### [Action item]
Copy out each line of the material that includes the word "value".

### [Material for this exercise]
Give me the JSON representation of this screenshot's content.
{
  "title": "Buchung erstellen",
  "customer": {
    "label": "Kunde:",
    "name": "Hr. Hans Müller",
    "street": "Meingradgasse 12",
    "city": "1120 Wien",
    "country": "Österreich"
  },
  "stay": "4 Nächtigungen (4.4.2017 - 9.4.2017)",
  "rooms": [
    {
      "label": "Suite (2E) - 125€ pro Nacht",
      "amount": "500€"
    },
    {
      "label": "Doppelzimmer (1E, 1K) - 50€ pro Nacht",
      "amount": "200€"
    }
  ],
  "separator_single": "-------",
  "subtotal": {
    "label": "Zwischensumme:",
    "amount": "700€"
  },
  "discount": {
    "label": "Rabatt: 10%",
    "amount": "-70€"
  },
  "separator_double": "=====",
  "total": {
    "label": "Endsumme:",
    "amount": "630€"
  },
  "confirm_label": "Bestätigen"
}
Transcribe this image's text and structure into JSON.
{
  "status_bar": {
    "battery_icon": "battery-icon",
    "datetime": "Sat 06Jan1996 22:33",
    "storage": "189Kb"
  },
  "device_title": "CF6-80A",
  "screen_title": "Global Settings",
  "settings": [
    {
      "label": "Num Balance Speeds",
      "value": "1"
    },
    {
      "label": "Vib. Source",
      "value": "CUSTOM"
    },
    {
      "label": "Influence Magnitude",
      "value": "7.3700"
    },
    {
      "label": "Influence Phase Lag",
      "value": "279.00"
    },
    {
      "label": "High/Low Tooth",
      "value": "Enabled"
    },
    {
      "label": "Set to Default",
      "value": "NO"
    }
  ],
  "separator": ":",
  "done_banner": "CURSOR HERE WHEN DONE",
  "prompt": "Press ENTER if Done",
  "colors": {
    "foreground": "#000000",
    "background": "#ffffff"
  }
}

### [Solution for this exercise]
      "value": "1"
      "value": "CUSTOM"
      "value": "7.3700"
      "value": "279.00"
      "value": "Enabled"
      "value": "NO"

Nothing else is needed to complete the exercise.